BEGIN Provided data

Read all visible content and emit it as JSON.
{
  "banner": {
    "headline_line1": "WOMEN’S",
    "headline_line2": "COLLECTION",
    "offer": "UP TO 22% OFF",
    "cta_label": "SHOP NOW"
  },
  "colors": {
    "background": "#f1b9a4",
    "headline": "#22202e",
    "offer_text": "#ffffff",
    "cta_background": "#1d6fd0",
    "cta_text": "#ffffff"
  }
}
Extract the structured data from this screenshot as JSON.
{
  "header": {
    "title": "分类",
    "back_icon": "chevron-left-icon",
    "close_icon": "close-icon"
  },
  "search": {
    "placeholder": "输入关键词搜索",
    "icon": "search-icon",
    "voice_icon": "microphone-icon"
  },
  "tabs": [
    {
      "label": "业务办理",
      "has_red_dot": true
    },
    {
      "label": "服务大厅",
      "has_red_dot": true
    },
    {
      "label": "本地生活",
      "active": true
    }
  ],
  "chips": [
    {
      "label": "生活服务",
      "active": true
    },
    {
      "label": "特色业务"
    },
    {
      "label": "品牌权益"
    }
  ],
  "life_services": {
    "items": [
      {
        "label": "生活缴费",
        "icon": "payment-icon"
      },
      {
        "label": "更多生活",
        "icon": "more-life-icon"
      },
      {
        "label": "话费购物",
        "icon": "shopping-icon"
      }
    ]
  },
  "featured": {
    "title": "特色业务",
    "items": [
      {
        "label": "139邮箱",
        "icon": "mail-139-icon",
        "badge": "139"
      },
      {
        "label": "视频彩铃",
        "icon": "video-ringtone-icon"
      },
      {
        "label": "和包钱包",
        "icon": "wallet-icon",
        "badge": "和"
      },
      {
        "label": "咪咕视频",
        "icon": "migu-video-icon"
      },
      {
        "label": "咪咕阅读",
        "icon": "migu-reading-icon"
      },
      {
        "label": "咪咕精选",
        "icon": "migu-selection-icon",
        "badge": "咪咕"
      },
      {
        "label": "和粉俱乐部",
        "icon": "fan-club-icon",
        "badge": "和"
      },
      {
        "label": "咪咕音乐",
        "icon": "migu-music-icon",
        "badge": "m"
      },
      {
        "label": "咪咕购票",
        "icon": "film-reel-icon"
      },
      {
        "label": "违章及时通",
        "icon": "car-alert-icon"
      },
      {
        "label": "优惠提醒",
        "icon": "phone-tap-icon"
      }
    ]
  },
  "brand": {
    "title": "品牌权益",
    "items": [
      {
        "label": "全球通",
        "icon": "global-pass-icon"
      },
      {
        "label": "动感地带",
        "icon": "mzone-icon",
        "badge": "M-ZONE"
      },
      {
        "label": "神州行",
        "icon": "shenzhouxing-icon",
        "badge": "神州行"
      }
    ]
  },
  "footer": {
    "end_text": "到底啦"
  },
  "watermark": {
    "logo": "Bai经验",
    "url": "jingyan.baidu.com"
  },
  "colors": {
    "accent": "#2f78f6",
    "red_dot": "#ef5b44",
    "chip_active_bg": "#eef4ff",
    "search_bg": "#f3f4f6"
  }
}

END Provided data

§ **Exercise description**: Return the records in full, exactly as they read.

§ **Task answer**:
Read all visible content and emit it as JSON.
{
  "banner": {
    "headline_line1": "WOMEN’S",
    "headline_line2": "COLLECTION",
    "offer": "UP TO 22% OFF",
    "cta_label": "SHOP NOW"
  },
  "colors": {
    "background": "#f1b9a4",
    "headline": "#22202e",
    "offer_text": "#ffffff",
    "cta_background": "#1d6fd0",
    "cta_text": "#ffffff"
  }
}
Extract the structured data from this screenshot as JSON.
{
  "header": {
    "title": "分类",
    "back_icon": "chevron-left-icon",
    "close_icon": "close-icon"
  },
  "search": {
    "placeholder": "输入关键词搜索",
    "icon": "search-icon",
    "voice_icon": "microphone-icon"
  },
  "tabs": [
    {
      "label": "业务办理",
      "has_red_dot": true
    },
    {
      "label": "服务大厅",
      "has_red_dot": true
    },
    {
      "label": "本地生活",
      "active": true
    }
  ],
  "chips": [
    {
      "label": "生活服务",
      "active": true
    },
    {
      "label": "特色业务"
    },
    {
      "label": "品牌权益"
    }
  ],
  "life_services": {
    "items": [
      {
        "label": "生活缴费",
        "icon": "payment-icon"
      },
      {
        "label": "更多生活",
        "icon": "more-life-icon"
      },
      {
        "label": "话费购物",
        "icon": "shopping-icon"
      }
    ]
  },
  "featured": {
    "title": "特色业务",
    "items": [
      {
        "label": "139邮箱",
        "icon": "mail-139-icon",
        "badge": "139"
      },
      {
        "label": "视频彩铃",
        "icon": "video-ringtone-icon"
      },
      {
        "label": "和包钱包",
        "icon": "wallet-icon",
        "badge": "和"
      },
      {
        "label": "咪咕视频",
        "icon": "migu-video-icon"
      },
      {
        "label": "咪咕阅读",
        "icon": "migu-reading-icon"
      },
      {
        "label": "咪咕精选",
        "icon": "migu-selection-icon",
        "badge": "咪咕"
      },
      {
        "label": "和粉俱乐部",
        "icon": "fan-club-icon",
        "badge": "和"
      },
      {
        "label": "咪咕音乐",
        "icon": "migu-music-icon",
        "badge": "m"
      },
      {
        "label": "咪咕购票",
        "icon": "film-reel-icon"
      },
      {
        "label": "违章及时通",
        "icon": "car-alert-icon"
      },
      {
        "label": "优惠提醒",
        "icon": "phone-tap-icon"
      }
    ]
  },
  "brand": {
    "title": "品牌权益",
    "items": [
      {
        "label": "全球通",
        "icon": "global-pass-icon"
      },
      {
        "label": "动感地带",
        "icon": "mzone-icon",
        "badge": "M-ZONE"
      },
      {
        "label": "神州行",
        "icon": "shenzhouxing-icon",
        "badge": "神州行"
      }
    ]
  },
  "footer": {
    "end_text": "到底啦"
  },
  "watermark": {
    "logo": "Bai经验",
    "url": "jingyan.baidu.com"
  },
  "colors": {
    "accent": "#2f78f6",
    "red_dot": "#ef5b44",
    "chip_active_bg": "#eef4ff",
    "search_bg": "#f3f4f6"
  }
}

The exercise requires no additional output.